Records from a dataset
---*---

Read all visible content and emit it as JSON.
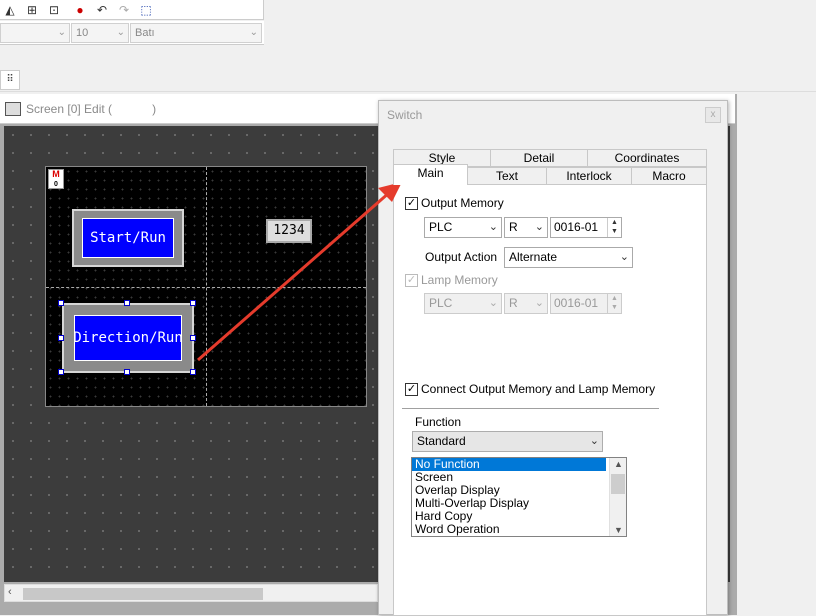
{
  "toolbar": {
    "icons": [
      "style-icon",
      "align-icon",
      "distribute-icon",
      "color-icon",
      "undo-icon",
      "redo-icon",
      "select-icon"
    ],
    "font_size": "10",
    "font_name": "Batı",
    "grid_icon": "grid-icon"
  },
  "editor": {
    "title": "Screen [0] Edit (",
    "title_close": ")",
    "badge": "M",
    "badge_sub": "0",
    "buttons": [
      {
        "label": "Start/Run"
      },
      {
        "label": "Direction/Run"
      }
    ],
    "numeric_display": "1234"
  },
  "dialog": {
    "title": "Switch",
    "close": "x",
    "tabs_back": [
      "Style",
      "Detail",
      "Coordinates"
    ],
    "tabs_front": [
      "Main",
      "Text",
      "Interlock",
      "Macro"
    ],
    "active_tab": "Main",
    "output_memory": {
      "label": "Output Memory",
      "checked": true,
      "device": "PLC",
      "type": "R",
      "address": "0016-01"
    },
    "output_action": {
      "label": "Output Action",
      "value": "Alternate"
    },
    "lamp_memory": {
      "label": "Lamp Memory",
      "checked": true,
      "disabled": true,
      "device": "PLC",
      "type": "R",
      "address": "0016-01"
    },
    "connect_memory": {
      "label": "Connect Output Memory and Lamp Memory",
      "checked": true
    },
    "function": {
      "label": "Function",
      "value": "Standard",
      "list": [
        "No Function",
        "Screen",
        "Overlap Display",
        "Multi-Overlap Display",
        "Hard Copy",
        "Word Operation"
      ],
      "selected": "No Function"
    }
  },
  "colors": {
    "arrow": "#e53b2c",
    "button_fill": "#0000ff",
    "selection": "#0078d7"
  }
}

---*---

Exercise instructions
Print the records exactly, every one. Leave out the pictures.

Solution
Read all visible content and emit it as JSON.
{
  "toolbar": {
    "icons": [
      "style-icon",
      "align-icon",
      "distribute-icon",
      "color-icon",
      "undo-icon",
      "redo-icon",
      "select-icon"
    ],
    "font_size": "10",
    "font_name": "Batı",
    "grid_icon": "grid-icon"
  },
  "editor": {
    "title": "Screen [0] Edit (",
    "title_close": ")",
    "badge": "M",
    "badge_sub": "0",
    "buttons": [
      {
        "label": "Start/Run"
      },
      {
        "label": "Direction/Run"
      }
    ],
    "numeric_display": "1234"
  },
  "dialog": {
    "title": "Switch",
    "close": "x",
    "tabs_back": [
      "Style",
      "Detail",
      "Coordinates"
    ],
    "tabs_front": [
      "Main",
      "Text",
      "Interlock",
      "Macro"
    ],
    "active_tab": "Main",
    "output_memory": {
      "label": "Output Memory",
      "checked": true,
      "device": "PLC",
      "type": "R",
      "address": "0016-01"
    },
    "output_action": {
      "label": "Output Action",
      "value": "Alternate"
    },
    "lamp_memory": {
      "label": "Lamp Memory",
      "checked": true,
      "disabled": true,
      "device": "PLC",
      "type": "R",
      "address": "0016-01"
    },
    "connect_memory": {
      "label": "Connect Output Memory and Lamp Memory",
      "checked": true
    },
    "function": {
      "label": "Function",
      "value": "Standard",
      "list": [
        "No Function",
        "Screen",
        "Overlap Display",
        "Multi-Overlap Display",
        "Hard Copy",
        "Word Operation"
      ],
      "selected": "No Function"
    }
  },
  "colors": {
    "arrow": "#e53b2c",
    "button_fill": "#0000ff",
    "selection": "#0078d7"
  }
}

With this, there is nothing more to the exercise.